This was the first mountain bike that we saved back to put in the museum. A local customer brought this in to us in the early 1990's and traded it in on a (then) new carbon Trek. The bike was old enough that it had minimal resale value so we just hung onto it. We had been collecting older balloon tire and Stingray bikes for awhile and always admired the collections of the folks who started collecting those bikes when they were just "obsolete" bikes. In the early 1980's, you could buy all the Stingray bikes you wanted for $50 and the forward thinking collectors scooped 'em up. By the time they became popular, collectors had hoarded all the super cool bikes which also increased the prices of the more common bikes. It is hard to build a large collection when you have to pay the premium prices. Using this logic, we figured it might be time to start putting back a few mountain bikes. Some of the bikes that retailed for thousands of dollars when new were selling for a couple hundred dollars which made them affordable enough to collect them. This bike was very clean and pretty neat looking so it became MOMBAT.org bike #1.
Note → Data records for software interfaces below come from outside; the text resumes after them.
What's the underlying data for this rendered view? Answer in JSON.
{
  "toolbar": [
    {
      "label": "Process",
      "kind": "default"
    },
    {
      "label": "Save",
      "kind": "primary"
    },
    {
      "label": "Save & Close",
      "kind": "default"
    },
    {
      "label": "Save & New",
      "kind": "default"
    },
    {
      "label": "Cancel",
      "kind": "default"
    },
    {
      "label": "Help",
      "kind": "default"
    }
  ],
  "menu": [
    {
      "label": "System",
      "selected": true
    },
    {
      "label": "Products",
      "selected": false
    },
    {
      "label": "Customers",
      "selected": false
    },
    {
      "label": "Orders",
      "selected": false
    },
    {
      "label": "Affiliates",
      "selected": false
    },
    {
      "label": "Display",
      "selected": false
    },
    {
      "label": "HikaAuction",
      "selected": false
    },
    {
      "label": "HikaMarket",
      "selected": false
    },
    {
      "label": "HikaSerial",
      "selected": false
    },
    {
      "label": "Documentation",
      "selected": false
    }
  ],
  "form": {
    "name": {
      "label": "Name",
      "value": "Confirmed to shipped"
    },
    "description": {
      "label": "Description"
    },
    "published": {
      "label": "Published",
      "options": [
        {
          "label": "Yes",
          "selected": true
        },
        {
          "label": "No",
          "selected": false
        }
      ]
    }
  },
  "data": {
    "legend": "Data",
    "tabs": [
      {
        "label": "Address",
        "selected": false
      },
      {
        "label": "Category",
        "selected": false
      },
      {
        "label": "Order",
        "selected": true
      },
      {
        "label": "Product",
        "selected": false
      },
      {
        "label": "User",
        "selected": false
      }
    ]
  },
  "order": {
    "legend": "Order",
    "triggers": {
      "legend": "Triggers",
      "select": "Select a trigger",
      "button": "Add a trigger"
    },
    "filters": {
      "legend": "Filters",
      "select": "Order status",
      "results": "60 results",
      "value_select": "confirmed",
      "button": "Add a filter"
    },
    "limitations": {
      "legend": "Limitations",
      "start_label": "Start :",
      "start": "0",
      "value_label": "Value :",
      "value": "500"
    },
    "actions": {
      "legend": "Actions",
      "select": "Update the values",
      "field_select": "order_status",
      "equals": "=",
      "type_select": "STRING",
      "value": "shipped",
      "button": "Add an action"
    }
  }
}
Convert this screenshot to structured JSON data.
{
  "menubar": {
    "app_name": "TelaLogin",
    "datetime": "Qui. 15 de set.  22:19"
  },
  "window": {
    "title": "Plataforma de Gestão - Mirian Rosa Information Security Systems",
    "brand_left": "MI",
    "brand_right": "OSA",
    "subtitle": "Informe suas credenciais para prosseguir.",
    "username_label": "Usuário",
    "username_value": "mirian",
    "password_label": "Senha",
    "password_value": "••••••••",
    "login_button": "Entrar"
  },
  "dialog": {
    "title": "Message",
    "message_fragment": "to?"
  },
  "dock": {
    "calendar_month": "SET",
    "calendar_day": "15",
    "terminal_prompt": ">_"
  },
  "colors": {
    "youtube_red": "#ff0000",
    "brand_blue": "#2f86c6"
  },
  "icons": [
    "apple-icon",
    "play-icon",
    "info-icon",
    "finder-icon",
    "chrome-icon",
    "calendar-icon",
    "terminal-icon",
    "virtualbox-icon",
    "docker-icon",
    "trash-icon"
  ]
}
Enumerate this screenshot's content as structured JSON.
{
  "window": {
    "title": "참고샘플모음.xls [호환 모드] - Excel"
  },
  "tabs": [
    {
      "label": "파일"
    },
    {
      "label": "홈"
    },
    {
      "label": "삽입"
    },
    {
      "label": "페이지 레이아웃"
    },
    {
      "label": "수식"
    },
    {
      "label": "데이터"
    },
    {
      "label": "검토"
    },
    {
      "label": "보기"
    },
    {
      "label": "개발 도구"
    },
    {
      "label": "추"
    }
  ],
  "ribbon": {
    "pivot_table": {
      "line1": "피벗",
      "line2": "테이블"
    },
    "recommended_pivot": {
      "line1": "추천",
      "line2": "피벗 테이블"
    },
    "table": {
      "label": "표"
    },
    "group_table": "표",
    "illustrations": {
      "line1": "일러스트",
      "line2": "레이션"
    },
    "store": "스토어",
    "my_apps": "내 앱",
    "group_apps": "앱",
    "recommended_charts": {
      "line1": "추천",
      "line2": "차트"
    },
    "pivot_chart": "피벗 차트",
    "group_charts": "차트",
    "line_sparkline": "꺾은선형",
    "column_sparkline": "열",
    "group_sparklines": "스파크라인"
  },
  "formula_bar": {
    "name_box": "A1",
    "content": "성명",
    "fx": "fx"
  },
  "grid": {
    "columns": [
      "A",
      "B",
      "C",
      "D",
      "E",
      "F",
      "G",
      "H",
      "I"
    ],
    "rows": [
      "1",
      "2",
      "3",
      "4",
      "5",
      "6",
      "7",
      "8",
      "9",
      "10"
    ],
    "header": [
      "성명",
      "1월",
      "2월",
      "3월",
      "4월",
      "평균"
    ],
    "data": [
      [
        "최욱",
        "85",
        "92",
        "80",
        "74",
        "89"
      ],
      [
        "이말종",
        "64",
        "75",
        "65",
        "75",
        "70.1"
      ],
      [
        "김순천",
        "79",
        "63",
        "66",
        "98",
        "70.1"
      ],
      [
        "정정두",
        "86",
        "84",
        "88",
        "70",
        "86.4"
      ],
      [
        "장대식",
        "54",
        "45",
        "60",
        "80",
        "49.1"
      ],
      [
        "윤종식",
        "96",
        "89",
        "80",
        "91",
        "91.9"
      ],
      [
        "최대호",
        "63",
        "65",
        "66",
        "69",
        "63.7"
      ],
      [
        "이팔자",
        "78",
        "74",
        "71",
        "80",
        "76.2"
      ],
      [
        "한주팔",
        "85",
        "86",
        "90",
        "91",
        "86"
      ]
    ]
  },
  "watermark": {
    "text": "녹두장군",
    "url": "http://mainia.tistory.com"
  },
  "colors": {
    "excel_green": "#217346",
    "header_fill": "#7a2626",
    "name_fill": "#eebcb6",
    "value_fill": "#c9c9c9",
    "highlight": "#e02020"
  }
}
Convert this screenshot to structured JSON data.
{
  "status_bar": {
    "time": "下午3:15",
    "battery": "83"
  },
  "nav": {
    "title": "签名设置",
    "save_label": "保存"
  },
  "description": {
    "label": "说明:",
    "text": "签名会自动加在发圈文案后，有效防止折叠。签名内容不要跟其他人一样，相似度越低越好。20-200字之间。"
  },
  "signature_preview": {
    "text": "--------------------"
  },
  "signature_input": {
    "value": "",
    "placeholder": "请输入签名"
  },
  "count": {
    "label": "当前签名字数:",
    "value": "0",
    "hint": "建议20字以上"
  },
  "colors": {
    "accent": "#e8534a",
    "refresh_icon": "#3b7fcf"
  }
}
Ross was one of the biggest names in the early days of mountain bikes and had a nice line of reasonably priced rides. I have been told that the fillet brazing on these frames was more cosmetic and was applied over top of a TIG welded frame. Maybe somebody can confirm that story? The Ross "eyeball" stems were pretty neat and look similar tot he much pricier Cooks stems. Other than that, this bike uses almost the entire Suntour XC group including front and rear roller cam brakes.
The FFB Blog future
6 years ago